## INPUT FOR THIS TASK
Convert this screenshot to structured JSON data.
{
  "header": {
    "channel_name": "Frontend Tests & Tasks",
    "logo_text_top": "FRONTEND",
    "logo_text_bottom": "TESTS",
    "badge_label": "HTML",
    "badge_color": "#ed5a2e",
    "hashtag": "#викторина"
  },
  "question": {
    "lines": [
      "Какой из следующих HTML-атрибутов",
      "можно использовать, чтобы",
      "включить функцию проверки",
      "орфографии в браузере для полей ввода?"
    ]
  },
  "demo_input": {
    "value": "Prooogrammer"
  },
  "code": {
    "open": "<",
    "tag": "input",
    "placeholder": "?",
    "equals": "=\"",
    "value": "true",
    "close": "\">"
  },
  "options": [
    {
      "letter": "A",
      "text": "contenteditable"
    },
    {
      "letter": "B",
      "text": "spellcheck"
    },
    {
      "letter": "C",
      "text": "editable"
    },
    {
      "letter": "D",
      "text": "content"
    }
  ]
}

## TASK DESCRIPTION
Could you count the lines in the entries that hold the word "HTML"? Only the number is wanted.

## SOLUTION TO THE PROBLEM
2